**Requirement**
In the data below, find every line that has the string "datetime", and copy it.

[Component data from apps and pages]
┄┄┄┄┄┄

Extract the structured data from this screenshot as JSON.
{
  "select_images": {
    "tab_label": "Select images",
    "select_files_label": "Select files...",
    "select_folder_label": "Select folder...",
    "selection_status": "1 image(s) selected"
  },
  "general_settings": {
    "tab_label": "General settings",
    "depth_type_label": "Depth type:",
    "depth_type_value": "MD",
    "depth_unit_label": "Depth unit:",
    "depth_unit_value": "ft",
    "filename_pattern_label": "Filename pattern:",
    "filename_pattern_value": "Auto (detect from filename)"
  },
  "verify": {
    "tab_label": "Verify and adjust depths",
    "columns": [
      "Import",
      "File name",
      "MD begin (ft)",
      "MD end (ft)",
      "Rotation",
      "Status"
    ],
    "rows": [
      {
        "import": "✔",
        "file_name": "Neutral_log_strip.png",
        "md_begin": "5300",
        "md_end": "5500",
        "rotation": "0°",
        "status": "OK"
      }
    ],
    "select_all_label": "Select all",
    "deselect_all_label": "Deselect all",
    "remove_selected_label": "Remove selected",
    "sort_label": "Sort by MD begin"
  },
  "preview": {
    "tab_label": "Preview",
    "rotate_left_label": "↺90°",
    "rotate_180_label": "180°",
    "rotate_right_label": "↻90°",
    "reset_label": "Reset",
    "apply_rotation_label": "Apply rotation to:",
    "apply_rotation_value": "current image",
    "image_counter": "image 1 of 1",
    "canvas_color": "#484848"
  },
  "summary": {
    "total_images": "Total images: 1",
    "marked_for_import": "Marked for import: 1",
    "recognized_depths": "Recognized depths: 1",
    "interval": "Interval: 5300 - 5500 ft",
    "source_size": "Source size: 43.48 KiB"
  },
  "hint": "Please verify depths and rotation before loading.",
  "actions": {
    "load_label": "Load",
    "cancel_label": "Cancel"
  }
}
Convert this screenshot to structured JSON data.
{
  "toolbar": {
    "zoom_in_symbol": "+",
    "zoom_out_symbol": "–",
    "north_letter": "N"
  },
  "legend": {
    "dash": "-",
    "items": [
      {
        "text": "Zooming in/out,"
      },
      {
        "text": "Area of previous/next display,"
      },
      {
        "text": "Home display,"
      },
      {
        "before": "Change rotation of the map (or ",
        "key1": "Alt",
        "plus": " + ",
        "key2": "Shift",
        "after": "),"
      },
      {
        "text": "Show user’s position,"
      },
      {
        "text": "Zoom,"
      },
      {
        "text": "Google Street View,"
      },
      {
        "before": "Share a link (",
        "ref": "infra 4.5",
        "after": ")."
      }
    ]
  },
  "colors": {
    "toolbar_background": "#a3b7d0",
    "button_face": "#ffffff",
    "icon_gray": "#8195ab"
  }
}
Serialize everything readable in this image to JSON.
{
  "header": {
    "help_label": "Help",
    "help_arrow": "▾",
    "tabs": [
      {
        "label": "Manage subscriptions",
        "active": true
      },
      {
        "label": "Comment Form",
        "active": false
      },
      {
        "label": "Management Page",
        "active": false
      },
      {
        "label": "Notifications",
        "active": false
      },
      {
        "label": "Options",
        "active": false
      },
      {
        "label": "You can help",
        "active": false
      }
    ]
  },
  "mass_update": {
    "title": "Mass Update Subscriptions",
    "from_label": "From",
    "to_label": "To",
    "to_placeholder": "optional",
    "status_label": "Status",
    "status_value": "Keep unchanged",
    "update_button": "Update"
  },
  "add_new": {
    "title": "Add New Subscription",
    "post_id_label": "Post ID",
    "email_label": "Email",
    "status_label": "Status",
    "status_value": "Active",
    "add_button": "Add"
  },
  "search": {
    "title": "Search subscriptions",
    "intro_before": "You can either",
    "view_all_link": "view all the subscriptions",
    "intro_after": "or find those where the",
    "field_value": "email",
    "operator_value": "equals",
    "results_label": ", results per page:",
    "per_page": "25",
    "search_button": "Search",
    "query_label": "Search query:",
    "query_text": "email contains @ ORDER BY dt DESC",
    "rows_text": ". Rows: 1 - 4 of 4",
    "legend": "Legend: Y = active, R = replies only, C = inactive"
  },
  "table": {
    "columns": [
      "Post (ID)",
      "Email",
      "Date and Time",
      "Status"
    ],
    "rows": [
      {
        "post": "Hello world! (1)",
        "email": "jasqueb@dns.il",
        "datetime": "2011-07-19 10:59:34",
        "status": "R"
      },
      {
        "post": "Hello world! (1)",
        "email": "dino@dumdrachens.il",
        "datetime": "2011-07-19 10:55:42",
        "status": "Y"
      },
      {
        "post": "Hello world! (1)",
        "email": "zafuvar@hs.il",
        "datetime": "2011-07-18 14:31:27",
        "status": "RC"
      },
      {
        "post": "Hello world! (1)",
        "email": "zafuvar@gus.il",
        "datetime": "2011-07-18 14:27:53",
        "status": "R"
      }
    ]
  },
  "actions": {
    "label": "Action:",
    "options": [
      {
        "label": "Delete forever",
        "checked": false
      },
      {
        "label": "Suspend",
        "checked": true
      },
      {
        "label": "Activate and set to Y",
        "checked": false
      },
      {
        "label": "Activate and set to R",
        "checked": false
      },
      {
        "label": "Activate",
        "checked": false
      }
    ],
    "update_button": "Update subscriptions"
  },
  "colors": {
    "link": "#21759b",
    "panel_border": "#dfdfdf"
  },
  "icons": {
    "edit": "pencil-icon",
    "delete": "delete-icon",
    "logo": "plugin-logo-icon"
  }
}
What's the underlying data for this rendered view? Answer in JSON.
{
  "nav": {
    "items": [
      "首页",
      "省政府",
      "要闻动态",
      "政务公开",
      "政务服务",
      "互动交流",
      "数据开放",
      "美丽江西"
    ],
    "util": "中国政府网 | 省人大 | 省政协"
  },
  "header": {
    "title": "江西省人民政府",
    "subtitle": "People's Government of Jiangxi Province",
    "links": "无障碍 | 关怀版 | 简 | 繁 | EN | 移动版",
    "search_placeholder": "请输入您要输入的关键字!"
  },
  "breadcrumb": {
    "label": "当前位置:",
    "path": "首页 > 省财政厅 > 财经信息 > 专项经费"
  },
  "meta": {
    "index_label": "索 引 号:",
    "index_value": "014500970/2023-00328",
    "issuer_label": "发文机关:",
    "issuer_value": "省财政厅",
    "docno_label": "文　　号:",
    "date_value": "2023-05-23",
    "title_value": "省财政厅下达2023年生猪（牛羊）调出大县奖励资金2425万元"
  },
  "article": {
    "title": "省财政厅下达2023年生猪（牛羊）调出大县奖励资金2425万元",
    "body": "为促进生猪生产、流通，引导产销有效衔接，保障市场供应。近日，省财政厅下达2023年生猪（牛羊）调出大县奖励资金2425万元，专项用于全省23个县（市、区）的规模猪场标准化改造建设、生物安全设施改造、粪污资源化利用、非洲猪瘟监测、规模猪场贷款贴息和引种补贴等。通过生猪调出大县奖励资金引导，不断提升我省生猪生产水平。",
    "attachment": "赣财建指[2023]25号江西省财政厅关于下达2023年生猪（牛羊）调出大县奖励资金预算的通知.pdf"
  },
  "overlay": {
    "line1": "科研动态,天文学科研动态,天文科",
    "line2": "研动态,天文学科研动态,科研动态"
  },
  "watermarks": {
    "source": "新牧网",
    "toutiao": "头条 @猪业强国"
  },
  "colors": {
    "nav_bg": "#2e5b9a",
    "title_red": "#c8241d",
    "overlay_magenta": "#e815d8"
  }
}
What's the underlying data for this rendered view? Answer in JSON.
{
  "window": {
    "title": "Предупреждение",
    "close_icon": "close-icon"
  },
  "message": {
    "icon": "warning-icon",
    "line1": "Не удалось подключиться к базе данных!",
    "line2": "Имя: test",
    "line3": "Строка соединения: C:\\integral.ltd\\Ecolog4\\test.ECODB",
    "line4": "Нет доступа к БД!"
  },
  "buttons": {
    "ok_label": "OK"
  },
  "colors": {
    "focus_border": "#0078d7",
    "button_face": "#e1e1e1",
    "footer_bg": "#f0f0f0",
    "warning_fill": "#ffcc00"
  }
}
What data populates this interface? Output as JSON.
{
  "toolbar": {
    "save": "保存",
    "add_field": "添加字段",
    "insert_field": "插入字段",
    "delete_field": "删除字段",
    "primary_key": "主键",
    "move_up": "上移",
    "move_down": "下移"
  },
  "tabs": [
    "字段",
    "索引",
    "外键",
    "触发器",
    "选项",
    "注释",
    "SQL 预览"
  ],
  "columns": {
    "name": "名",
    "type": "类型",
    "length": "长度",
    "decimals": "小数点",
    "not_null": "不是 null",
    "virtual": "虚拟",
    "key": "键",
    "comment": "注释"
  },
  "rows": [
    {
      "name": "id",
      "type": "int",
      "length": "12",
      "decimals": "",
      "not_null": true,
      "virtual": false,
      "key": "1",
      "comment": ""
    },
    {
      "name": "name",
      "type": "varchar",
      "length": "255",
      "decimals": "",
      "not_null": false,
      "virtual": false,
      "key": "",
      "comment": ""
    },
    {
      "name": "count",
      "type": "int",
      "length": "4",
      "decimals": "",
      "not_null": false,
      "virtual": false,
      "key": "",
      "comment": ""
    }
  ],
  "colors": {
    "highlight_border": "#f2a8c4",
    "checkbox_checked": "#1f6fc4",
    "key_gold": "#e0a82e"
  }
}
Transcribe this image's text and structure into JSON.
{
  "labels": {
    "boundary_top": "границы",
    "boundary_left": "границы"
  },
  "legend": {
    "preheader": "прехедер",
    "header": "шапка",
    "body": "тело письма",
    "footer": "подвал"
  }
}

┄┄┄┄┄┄

**Result for this task**
        "datetime": "2011-07-19 10:59:34",
        "datetime": "2011-07-19 10:55:42",
        "datetime": "2011-07-18 14:31:27",
        "datetime": "2011-07-18 14:27:53",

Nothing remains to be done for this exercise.